Also-Jim Beatty has some great after-school movement classes at his ''Ha Ha This-a-way'' program, on Eighth St. in Berkeley. Mostly, find out what she'd like to do/try. Ballet, tap-dance, gymnastics, martial arts, creative movement/clowning,... Does her school offer anything after school? Your community center?
Other ideas: will she swim? ride a bike? jumprope? play ball games of any kind with your younger ones? play on the jungle- gym at a nearby playground?
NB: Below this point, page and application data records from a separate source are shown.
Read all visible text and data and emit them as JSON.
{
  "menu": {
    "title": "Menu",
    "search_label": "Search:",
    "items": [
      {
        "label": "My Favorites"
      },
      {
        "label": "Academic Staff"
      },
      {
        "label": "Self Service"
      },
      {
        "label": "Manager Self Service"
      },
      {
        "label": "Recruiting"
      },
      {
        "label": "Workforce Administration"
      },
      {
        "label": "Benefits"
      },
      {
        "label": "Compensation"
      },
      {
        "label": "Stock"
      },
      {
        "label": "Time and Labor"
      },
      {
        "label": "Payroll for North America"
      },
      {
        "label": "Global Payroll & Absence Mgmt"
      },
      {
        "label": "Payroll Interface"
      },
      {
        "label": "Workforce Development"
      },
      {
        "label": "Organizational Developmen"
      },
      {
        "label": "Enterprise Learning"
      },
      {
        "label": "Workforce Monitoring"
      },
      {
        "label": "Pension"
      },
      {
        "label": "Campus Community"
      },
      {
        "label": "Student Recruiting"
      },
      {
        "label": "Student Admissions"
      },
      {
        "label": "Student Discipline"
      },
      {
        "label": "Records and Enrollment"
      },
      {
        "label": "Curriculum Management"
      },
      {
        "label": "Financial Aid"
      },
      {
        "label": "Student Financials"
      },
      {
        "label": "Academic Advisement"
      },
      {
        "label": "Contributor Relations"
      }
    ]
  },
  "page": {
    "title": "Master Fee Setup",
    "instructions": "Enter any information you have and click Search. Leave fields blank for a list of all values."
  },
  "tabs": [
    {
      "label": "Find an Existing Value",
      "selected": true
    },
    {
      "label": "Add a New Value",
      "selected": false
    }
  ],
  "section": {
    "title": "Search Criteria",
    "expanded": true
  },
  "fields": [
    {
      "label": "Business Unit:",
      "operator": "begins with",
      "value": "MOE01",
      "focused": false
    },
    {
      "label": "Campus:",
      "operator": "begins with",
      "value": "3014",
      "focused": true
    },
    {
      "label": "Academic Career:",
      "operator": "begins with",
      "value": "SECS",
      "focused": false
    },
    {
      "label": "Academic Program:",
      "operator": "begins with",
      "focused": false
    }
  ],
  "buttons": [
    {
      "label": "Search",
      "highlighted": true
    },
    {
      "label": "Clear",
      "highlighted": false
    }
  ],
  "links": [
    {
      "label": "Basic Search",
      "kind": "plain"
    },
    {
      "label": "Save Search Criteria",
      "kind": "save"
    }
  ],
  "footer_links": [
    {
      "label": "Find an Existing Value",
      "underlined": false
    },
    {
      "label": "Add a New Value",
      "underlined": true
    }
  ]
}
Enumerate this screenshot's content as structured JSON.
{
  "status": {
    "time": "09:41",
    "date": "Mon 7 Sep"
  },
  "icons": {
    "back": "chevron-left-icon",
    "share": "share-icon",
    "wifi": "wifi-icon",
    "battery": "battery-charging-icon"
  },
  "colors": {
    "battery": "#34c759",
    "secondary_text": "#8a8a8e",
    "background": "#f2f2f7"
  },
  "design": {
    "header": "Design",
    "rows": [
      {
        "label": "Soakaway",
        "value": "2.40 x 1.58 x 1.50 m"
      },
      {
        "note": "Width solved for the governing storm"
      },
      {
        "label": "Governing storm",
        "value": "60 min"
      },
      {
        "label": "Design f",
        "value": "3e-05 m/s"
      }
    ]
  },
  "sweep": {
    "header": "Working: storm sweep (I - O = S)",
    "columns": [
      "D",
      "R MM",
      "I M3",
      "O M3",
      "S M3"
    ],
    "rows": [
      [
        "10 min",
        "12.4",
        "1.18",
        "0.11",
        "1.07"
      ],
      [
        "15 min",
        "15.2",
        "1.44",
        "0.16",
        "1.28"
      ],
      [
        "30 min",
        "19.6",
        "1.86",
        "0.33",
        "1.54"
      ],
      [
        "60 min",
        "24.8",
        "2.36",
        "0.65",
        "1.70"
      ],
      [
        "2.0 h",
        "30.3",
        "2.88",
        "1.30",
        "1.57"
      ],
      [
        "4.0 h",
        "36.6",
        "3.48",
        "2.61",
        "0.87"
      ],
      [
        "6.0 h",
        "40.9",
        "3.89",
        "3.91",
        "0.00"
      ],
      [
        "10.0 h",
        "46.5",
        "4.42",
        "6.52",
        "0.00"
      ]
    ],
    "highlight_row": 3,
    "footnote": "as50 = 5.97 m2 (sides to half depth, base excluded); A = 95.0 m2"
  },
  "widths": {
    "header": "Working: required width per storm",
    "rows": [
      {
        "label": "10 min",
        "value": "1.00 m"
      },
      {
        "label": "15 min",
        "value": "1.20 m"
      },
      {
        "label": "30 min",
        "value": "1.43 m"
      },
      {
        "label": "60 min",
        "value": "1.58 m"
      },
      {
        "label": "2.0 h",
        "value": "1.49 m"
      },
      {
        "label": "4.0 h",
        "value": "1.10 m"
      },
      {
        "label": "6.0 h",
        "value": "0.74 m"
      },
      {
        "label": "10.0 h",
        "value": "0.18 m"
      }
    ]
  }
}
I'd definitely stay away from star charts, etc. I think you're on the right track getting her to exercise more at something she enjoys, rather than focussing on eating less food. You might try serving fancy-looking portions on small plates, and generally using smaller utensils and portions (she can always have seconds, but start everyone with smaller portions). I'd resist the urge to keep her totally away from desserts, etc - in moderation, with lower calorie healthy foods, they can be part of a goood diet.
Keep letting her know how beautiful she is, while providing healthy foods (no ''diet'' foods, please!) and opportunities for fun exercise. enjoy life
My advice would be not to worry about it too much. Obesity has been linked to health problems (although more so in adults,) but if your daughter eats a healthy diet, there is a good chance she is simply going through a plumper phase, and she'll soon shoot up in height. My child has yo-yoed between being off the charts for weight and even being underweight, but has always evened out in the end. Those charts are based on averages for ages, and are therefore supposed to be a long-term indicator of problems, although often a fairly inaccurrate one.
If you are concerned because your daughter seems too sedentary, I would encourage you to take her lead and see what kind of activity she likes, but keep it v! ery low pressure. Help her develop confidence in what she likes to do (soccer, roller skating, gymnastics, etc.) but keep the emphasis on fun, not exercise. I would be very leery of restricting food consumption or rewarding abstinence from food. You want her to understand when she is hungry and stop eating when she is full, and frankly, she is the only one who can know how much food her body needs at any given time. Good luck! good eater
When my daughter was seven and overweight, she lost weight with the following schedule: soccer in Albany Berkeley Soccer club ( http://www.abscsoccer.com/) - two practices a week and one game every Saturday, once a week ice skating class at the Berkeley ice skating rink (http://www.berkeleyiceland.com/), and once a week tennis class. She found buddies to skate with, and on Sundays, she would go to the ice skating rink. Tikva